Having worked in industrial services, mining and construction industries for many years, in 2011 Haydee Rojas-Judd joined Coates' in-house legal team. She left in 2015 to travel with her husband and children and pursue other opportunities, only to return three years later as Group Manager of Legal. Haydee now serves as Chief Legal Counsel, sits on the Board of Directors and is a member of Coates' executive leadership team. 
In the lead up to International Women’s Day 2020 Coates is celebrating the achievements and contributions of its female leaders. We invited Haydee to share her thoughts and some of her personal experiences around gender equality in the workplace.

Overcoming stereotypes, bias and other barriers
For the most part, Haydee has been treated well and felt respected in her work. But starting out in the legal profession and working in primarily male industries has exposed Haydee to her fair share of bias and stereotypes along the way. And gender hasn’t been the only barrier that she has faced – Haydee chuckles when she says, “being young and ethnic didn’t help much either!”
“Early in my legal career and even as I became more senior, I encountered people who assumed I was an assistant or legal secretary. They couldn’t get their head around the fact that I was the lawyer,” Haydee recounts. “Countless times I was referred to as the 'legal girl’, ‘sweetie’ or ‘love’. And even when I’d met some people several times they would still ask if they could speak with my boss.”

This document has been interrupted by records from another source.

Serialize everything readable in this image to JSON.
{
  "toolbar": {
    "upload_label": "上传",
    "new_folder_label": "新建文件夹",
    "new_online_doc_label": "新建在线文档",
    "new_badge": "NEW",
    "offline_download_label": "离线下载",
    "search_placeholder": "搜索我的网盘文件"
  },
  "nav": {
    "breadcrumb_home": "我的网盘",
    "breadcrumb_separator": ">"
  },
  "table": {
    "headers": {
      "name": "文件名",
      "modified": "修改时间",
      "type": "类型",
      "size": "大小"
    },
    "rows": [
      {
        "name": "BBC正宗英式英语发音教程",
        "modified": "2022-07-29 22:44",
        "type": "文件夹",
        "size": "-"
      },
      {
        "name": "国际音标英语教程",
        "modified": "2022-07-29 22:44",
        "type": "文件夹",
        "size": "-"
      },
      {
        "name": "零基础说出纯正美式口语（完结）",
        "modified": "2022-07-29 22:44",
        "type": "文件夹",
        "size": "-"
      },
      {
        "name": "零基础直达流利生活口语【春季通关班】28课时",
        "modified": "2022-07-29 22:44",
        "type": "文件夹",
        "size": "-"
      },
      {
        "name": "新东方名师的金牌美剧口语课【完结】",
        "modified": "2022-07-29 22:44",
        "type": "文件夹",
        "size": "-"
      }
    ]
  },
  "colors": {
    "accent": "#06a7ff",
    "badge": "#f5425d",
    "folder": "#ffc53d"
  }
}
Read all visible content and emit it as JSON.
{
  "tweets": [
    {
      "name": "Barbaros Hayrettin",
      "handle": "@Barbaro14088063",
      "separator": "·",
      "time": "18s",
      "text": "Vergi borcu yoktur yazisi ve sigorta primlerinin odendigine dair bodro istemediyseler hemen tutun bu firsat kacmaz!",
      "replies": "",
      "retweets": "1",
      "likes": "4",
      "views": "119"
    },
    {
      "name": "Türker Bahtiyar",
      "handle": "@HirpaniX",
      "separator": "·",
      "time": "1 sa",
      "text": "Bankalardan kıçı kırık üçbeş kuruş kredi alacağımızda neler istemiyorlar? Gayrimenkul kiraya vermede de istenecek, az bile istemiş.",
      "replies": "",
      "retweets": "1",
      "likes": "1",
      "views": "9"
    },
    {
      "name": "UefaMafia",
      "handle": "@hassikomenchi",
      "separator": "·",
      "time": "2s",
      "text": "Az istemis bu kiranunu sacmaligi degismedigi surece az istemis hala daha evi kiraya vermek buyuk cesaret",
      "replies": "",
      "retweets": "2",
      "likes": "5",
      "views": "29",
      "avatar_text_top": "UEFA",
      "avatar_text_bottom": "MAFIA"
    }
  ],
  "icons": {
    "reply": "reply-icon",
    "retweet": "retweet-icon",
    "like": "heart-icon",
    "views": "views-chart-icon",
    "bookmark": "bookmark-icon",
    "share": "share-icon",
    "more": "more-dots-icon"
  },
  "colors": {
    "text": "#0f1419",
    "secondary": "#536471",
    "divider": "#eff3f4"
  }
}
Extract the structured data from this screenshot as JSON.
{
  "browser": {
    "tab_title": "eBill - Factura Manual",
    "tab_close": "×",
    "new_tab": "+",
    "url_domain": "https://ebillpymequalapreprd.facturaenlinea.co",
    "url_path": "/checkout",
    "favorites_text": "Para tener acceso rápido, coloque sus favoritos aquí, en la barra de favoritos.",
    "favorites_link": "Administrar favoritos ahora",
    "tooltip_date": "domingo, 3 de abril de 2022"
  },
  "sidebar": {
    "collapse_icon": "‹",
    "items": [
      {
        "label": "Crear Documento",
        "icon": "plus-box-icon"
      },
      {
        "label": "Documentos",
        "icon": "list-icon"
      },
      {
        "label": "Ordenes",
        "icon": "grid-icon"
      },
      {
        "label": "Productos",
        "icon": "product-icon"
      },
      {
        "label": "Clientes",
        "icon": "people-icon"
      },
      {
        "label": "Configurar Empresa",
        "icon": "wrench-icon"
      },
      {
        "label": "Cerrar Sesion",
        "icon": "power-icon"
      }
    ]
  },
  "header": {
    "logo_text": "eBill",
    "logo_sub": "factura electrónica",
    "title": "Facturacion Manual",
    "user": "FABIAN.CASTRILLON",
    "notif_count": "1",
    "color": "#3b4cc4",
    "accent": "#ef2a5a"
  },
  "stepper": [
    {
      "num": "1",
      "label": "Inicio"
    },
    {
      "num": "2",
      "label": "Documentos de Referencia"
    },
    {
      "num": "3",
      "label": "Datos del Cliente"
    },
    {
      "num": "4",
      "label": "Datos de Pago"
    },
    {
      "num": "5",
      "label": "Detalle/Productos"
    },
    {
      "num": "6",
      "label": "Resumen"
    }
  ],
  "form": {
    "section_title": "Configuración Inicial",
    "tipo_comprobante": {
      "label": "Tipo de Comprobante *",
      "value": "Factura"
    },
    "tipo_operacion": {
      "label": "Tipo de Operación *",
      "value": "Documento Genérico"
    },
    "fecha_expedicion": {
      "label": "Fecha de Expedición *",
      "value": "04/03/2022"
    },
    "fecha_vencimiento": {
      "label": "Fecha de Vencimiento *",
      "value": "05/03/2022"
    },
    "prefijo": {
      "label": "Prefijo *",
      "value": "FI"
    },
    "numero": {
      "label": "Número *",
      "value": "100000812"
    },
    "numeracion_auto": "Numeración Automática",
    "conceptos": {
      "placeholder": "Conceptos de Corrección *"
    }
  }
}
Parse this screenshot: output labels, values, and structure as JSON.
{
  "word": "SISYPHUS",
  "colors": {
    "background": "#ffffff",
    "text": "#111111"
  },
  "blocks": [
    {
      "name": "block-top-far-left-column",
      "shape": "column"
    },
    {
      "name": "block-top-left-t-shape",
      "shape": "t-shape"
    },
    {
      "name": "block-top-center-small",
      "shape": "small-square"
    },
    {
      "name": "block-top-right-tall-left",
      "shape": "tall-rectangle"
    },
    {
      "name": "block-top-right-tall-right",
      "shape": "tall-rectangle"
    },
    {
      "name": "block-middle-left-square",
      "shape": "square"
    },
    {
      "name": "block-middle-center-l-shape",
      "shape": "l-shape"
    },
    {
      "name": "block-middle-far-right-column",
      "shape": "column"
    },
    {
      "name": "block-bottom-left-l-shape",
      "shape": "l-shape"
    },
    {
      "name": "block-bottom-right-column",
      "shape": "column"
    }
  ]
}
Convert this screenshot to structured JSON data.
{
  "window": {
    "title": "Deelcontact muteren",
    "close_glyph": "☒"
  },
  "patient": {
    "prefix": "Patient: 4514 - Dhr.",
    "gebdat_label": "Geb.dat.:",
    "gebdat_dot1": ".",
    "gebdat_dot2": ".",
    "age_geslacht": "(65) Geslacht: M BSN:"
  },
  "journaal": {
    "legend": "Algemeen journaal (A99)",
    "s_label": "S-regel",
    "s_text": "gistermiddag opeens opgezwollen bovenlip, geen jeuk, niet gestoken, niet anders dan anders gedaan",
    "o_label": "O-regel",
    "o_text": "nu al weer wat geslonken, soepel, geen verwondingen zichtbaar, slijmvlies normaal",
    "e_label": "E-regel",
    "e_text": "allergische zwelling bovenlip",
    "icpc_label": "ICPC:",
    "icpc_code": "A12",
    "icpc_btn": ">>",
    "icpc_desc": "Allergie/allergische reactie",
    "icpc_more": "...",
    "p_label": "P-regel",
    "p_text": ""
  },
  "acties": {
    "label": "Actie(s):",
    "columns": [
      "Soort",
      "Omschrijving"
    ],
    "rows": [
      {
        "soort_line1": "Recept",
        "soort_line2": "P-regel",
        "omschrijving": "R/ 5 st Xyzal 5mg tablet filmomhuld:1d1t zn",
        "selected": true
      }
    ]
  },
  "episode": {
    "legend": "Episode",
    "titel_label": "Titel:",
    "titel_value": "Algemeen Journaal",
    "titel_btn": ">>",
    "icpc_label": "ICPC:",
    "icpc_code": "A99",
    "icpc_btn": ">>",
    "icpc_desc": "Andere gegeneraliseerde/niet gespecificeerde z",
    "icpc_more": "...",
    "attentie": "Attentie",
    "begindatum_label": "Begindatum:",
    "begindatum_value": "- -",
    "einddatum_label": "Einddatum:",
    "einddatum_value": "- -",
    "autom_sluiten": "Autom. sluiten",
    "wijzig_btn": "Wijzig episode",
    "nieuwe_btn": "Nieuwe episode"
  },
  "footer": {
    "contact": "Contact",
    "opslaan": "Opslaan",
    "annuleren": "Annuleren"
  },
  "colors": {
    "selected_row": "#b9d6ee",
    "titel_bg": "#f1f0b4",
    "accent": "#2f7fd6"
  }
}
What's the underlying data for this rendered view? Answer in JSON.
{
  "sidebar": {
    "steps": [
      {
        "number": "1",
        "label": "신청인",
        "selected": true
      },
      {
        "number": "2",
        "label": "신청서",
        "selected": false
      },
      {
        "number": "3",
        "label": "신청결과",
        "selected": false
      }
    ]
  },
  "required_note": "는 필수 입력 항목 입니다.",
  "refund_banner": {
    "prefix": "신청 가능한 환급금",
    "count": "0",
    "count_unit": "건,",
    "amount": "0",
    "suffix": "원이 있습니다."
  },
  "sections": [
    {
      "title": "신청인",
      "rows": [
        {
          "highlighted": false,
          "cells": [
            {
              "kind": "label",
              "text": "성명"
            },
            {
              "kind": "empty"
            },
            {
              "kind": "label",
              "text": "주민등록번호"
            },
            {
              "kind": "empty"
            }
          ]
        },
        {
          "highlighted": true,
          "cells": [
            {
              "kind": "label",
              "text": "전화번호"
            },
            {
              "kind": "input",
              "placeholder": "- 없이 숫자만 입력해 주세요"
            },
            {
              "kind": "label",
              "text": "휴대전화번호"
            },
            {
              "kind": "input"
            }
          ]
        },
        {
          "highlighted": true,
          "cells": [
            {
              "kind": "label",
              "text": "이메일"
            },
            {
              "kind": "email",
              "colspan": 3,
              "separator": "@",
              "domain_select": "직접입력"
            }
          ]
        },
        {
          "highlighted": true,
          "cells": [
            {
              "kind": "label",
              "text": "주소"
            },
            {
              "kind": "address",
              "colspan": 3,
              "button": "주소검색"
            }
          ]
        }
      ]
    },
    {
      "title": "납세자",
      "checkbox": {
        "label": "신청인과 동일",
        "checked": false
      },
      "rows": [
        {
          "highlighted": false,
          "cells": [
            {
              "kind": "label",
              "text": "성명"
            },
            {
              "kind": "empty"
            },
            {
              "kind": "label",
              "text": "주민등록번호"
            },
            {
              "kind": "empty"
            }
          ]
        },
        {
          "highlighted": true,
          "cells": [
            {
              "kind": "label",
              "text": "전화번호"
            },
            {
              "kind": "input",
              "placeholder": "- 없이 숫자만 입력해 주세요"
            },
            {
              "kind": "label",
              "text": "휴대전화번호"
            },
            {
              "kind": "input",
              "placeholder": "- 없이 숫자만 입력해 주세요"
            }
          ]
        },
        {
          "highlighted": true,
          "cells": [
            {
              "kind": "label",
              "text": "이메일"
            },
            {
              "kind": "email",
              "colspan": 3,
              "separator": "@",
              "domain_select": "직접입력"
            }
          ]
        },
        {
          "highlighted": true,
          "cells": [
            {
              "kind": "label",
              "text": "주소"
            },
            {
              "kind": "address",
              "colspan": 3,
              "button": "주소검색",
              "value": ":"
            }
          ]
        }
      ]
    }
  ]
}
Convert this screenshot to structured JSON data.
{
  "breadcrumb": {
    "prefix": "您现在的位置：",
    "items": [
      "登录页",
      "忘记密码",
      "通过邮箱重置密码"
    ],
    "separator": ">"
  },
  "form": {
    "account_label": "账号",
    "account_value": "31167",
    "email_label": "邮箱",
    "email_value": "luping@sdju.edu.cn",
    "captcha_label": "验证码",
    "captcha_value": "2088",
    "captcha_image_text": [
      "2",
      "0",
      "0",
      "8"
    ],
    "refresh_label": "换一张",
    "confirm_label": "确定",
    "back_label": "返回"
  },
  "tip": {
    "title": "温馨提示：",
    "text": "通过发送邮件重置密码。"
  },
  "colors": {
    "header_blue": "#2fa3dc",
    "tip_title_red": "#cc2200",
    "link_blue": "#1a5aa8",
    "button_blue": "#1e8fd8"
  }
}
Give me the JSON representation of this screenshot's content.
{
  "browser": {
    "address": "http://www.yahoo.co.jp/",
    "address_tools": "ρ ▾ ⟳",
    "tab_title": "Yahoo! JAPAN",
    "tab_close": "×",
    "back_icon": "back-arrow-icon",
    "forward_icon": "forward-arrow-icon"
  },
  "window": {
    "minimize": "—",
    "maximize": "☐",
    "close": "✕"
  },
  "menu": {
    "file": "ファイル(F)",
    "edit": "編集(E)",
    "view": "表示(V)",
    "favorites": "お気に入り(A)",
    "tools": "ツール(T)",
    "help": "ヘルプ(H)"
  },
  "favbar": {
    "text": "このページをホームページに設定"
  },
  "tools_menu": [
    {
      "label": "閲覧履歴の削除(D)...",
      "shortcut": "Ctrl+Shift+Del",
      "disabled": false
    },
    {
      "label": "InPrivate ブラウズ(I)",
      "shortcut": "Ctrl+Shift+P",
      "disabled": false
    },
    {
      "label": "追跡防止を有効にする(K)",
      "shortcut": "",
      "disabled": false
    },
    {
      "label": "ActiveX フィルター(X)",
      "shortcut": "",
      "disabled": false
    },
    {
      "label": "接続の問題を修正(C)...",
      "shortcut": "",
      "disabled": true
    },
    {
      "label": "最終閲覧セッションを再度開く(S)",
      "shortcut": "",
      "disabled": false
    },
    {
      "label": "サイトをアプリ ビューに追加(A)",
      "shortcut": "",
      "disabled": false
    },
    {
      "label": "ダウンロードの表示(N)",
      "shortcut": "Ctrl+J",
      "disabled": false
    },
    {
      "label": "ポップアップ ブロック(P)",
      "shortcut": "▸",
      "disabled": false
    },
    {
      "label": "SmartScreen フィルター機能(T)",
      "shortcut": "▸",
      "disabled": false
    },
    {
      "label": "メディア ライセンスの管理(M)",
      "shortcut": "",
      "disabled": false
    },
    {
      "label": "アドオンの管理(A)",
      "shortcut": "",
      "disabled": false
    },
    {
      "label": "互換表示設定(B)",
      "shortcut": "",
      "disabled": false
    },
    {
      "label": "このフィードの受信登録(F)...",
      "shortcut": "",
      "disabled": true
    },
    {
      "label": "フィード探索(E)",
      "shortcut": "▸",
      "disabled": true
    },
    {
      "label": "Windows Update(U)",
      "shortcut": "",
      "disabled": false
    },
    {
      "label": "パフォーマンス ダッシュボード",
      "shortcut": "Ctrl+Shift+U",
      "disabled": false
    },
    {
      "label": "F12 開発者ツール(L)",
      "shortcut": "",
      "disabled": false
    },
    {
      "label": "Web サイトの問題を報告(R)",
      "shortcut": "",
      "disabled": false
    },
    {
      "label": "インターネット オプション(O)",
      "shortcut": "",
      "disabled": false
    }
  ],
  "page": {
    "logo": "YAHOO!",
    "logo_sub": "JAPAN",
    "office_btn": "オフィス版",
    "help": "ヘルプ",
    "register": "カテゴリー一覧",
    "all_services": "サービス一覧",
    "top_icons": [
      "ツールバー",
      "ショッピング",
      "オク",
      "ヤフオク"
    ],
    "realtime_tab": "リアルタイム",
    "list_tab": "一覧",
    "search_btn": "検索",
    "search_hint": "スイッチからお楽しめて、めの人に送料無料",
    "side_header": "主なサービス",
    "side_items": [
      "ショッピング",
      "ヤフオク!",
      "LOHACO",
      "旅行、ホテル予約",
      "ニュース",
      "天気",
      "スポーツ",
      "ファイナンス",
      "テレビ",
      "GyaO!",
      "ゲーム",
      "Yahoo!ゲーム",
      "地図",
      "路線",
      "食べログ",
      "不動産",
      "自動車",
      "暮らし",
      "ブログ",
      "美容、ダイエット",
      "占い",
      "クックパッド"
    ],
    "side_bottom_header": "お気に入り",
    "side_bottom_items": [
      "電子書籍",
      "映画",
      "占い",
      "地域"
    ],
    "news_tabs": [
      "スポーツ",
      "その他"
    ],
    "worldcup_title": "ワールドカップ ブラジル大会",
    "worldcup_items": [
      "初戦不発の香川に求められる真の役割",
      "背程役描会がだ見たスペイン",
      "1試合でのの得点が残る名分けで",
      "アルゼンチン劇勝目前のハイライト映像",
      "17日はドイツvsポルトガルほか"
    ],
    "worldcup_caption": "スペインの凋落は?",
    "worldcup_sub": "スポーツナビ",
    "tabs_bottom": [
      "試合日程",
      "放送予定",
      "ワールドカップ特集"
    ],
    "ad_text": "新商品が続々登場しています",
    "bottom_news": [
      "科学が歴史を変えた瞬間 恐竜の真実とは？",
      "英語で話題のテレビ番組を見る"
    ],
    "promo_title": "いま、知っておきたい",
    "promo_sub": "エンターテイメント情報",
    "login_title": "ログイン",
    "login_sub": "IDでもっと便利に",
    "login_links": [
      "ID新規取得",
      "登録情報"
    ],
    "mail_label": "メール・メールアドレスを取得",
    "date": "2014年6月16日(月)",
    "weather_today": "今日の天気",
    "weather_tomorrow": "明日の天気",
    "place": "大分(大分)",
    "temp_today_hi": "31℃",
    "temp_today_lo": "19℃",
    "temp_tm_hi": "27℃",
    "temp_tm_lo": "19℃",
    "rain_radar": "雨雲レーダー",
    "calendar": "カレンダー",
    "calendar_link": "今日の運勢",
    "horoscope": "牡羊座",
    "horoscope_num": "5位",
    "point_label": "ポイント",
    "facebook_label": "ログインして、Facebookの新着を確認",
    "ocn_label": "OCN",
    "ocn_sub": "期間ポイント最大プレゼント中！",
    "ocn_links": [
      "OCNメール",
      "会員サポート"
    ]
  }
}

“At times this prejudice was frustrating, but I didn’t allow it to interfere with me professionally or affect me too much personally,” Haydee says. “I knew how hard I’d worked to be where I was and that was what mattered to me.” 
Rather than let these experiences get the better of her, Haydee tried hard to use them to her advantage. “I discovered that being different meant I wasn’t perceived as a threat, and that could disarm people and allow them to open up more. I saw this as a positive,” she says.
Sometimes even the seemingly small barriers to equality can be unsettling – like being the only woman in the room. “As a female senior leader it can be confronting to walk into rooms full of men and start conversations” says Haydee. “But whilst it can be daunting as a woman walking into that environment, equally I appreciate some men have felt uncomfortable or awkward with me in the room and felt the need to censor their behaviour.” “People tend to think less about gender equality affecting men, but they see it and feel it too,” she says.
Diversity of thought and perspective
When there is a lack of diversity – be it gender, age, cultural background or industry experience – what’s really lacking is diversity of thought and perspective. 
“Working in a male dominated industry doesn’t mean that we all have to think and approach things the same way,” says Haydee. “The more senior women and diversity that we have, the more we can innovate and challenge the way things are done.” 
Is equality improving? 
Before moving into her current role Haydee spent two years in leadership training, working with a business coach and being mentored by a female role model at Coates. “I’ve experienced first hand the support mechanisms that are in place,” says Haydee. 
CEO Murray Vitlich also makes it clear that he supports women, and wants to provide opportunities for men and women to grow, develop and move into more senior roles. “When you’re led by someone with that frame of mind there is hope that this inclusive attitude and culture will trickle down through the business.”
“Perhaps it’s because I’m a lawyer that people are careful what they say around me” Haydee jokes. “But I’ve always felt valued and respected here and I’ve never experienced any negative behaviours towards me. I know there are examples in other organisations and other industries where women can have quite different experiences.” 
“I’m lucky to work at Coates where there is the desire and intention for a more gender equal workforce, but we’re not there yet – we wouldn’t be having this conversation if we were” says Haydee. “But all signs are pointing in the right direction, and there’s enough energy and activity to be driving this change.”
Things are changing in the industry too. “Now when I’m talking to the senior leaders for our major customers, quite often I find I’m talking to women,” says Haydee. “Anyone who’s not on board with diversity or thinking in a gender equal way is going to be left behind.”
Women celebrating women
At Coates support for gender equality doesn’t just filter down from the top. Haydee describes a culture of women championing and supporting each other – particularly in leadership roles. 
“We seek out women who are doing an amazing job and we share their stories and talk about their achievements – because we can’t support or celebrate what we can’t see,” she says. “There are a lot of great women here doing great things, and great men supporting them too, so whilst it’s important to talk about the issues of gender equality there’s a lot for us to celebrate.”

Back to 'Gender Equality'.